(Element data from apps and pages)
□ □ □ □
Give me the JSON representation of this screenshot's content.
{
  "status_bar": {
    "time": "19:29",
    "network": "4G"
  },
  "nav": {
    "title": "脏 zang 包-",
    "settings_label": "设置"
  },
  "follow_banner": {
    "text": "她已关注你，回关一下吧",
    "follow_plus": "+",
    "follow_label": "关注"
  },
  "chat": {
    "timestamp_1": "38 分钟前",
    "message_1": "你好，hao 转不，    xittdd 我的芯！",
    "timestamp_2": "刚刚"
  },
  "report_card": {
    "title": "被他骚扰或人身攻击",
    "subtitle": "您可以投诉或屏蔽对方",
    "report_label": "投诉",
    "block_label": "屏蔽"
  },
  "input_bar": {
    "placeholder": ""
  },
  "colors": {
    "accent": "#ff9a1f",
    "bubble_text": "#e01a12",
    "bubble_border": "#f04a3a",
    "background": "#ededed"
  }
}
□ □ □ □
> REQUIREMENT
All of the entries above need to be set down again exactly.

> ANSWER TO THIS PROBLEM
Give me the JSON representation of this screenshot's content.
{
  "status_bar": {
    "time": "19:29",
    "network": "4G"
  },
  "nav": {
    "title": "脏 zang 包-",
    "settings_label": "设置"
  },
  "follow_banner": {
    "text": "她已关注你，回关一下吧",
    "follow_plus": "+",
    "follow_label": "关注"
  },
  "chat": {
    "timestamp_1": "38 分钟前",
    "message_1": "你好，hao 转不，    xittdd 我的芯！",
    "timestamp_2": "刚刚"
  },
  "report_card": {
    "title": "被他骚扰或人身攻击",
    "subtitle": "您可以投诉或屏蔽对方",
    "report_label": "投诉",
    "block_label": "屏蔽"
  },
  "input_bar": {
    "placeholder": ""
  },
  "colors": {
    "accent": "#ff9a1f",
    "bubble_text": "#e01a12",
    "bubble_border": "#f04a3a",
    "background": "#ededed"
  }
}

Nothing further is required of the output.